    When one thinks about the words history and surfing together, the mind may conjure up images of surfers challenging the big waves off Hawaii, or perhaps even of Samoans or Australians riding a lonely beach in the remote Pacific. Then, when one considers the famous surfing locations along the East Coast of the United States, one might dream up images of Cocoa Beach, Florida or Atlantic City, New Jersey.

    One might not be inclined to include North Carolina among such hallowed surfing locales, but that would be a mistake. Although it is impossible to determine who rode the first wave or made the first surfboard at any of these places, we do know that surfing has been taking place in the Old North State for more than a century.

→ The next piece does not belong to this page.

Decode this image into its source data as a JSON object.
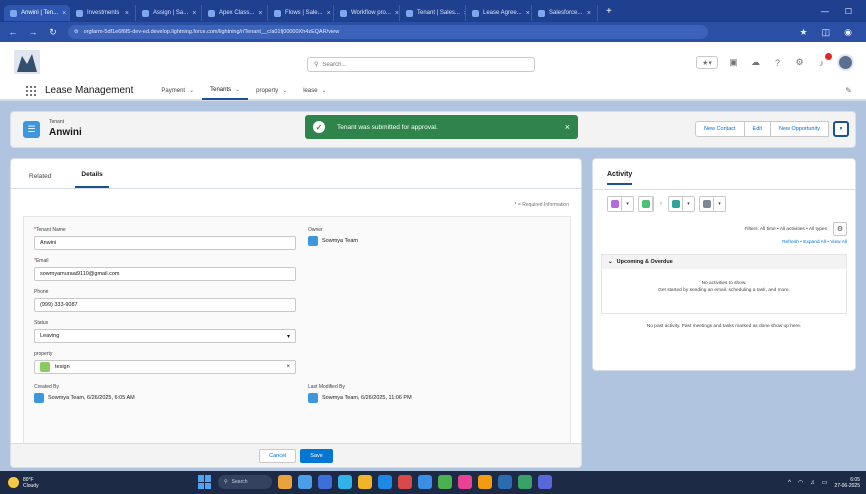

    Benjamin Wunderly is originally from southern Virginia. He had his introduction to North Carolina on the Outer Banks. His fascination with the ocean has led him to spend the past 30 years exploring the beaches, sand bars, tidal creeks and waterways of coastal North Carolina from Currituck to Brunswick County.

    He takes pride in researching and sharing all things maritime from Tar Heel country. Having spent 20 years working under the North Carolina Department of Natural and Cultural Resources at educational centers in Dare, Onslow and Carteret Counties, he has learned extensively about the rich history, culture and environment of eastern North Carolina.

    Currently, a Museum Curator at the North Carolina Maritime Museum in Beaufort, Wunderly’s latest project has been a collaboration with fellow curator, John Hairr, to uncover the history of the sport of surfing in North Carolina. They have received help from numerous folks along the way, including the Cape Fear region’s own surfing history experts Joseph Funderburg and Peter Fritzler.

    Pictures courtesy of New and Observer

     

    President’s Letter — October, 2018

    By Elaine Henson

    Boardwalk, Part VI

    The summer of 1978 opened without the iconic rides that had long been an integral part of the boardwalk’s charm. Looking back, many believe this was the beginning of a decline that led to dark days for the Carolina Beach landmark.

    The 1980’s boardwalk was filled with many vacant stores and properties in various states of disrepair.  By the latter part of that decade there were 14 bars in a two block area which made for many problems.  The town spruced up Cape Fear Boulevard with new paving, landscaping medians and built the Gazebo.  In the early 1990’s they built a wooden boardwalk over the dunes, added new landscaping and lighting.  The town assigned a police officer to patrol the boardwalk and enforce ordinances nightly.

    By 1993 there were 16 bars, two of them, Honey Bares and Roadies, featured topless dancers.

    But the most troubled establishment was the Longbranch Saloon where on April 8, 1993,a fight broke out over a pool game that ended with one man being stabbed to death.  A few months later on September 22nd,a construction worker was hit with a chair at the Longbranch and died two days later.

    A third death happened at the saloon that year when a man was beaten to death in a fist fight on November 20th.  The bar closed by November 30th after the landlords did not renew the lease. Dark days were here indeed.

     

     

    Next month:

    Boardwalk Part, VII